Is it a man in a top hat? or a rabbit resting on its haunches?
Swiss artist Markus Raetz's sculpture is conundrum.
Artwork like this piece reminds me of the importance of acknowledging perspective. It reminds me that perspective is never wrong, but it is also never the absolute truth. Many will agree Raet'z piece is both man and rabbit. It is likely that some will decide it is a man without looking in the strategically placed mirror. Yet, others may take the mirror as truth and decide it is a rabbit. And to someone, the sculpture may not register as either.
As we also witnessed in the war over "the dress" meme in 2015, blue-and-black versus white-and-gold divided the Internet. But perspective can divide more than just the world wide web or museum-goers—as art imitates life— it can even divide nations.
Raetz's piece will be on display through next September at the Lourve-Lens in France.
–Grace Guarnieri, editorial intern
Loon-Plage, France Phillipe Hugen/Getty
Chickens in a henhouse in Loon-Plage, a French commune in northern France
I'll ignore the bird flu aspect of this photo and instead say how tasty these chicken look. I mean, c'mon. Just imagine them deep-fried on a plate next to a perfectly buttered biscuit. Funny to think I was once vegan.
–Tatiana Baez, social media coordinator
Kabul, Afghanistan Shah Marai/Getty
A young boy working as a balloon vendor waits for customers in Kabul

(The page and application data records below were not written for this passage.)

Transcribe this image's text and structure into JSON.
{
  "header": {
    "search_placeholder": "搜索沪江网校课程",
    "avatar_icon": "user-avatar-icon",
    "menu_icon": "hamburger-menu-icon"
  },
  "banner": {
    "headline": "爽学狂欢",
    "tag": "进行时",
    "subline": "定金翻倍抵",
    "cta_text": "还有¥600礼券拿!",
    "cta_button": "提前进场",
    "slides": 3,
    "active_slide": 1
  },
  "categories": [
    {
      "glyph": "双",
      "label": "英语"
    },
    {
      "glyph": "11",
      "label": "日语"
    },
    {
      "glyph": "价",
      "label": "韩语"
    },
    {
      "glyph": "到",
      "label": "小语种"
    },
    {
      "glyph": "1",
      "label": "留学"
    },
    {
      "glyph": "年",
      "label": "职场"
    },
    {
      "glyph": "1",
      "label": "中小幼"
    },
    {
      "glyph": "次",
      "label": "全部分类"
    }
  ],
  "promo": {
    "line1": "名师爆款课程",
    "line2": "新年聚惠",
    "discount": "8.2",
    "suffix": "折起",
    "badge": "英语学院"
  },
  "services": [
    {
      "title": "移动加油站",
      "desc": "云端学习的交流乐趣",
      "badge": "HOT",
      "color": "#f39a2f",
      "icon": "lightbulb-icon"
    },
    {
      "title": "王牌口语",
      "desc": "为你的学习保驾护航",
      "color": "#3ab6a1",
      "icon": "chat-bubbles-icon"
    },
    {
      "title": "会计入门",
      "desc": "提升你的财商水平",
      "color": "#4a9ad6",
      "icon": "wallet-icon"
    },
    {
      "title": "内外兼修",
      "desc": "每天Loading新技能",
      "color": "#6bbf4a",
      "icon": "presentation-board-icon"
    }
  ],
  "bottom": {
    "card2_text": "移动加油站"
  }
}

For many children the idea of a balloon conjures up delightful thoughts of birthday parties. And when a balloon is freed from its cumbersome tether, there's a chance to play that game of catch that inevitably leads to a sad pop. This child in Kabul seems sad for another reason: Perhaps it's because he is not free to play but rather is tied up in a sales role, marketing these elastic expressions of joy.
–Marjorie Backman, copy editor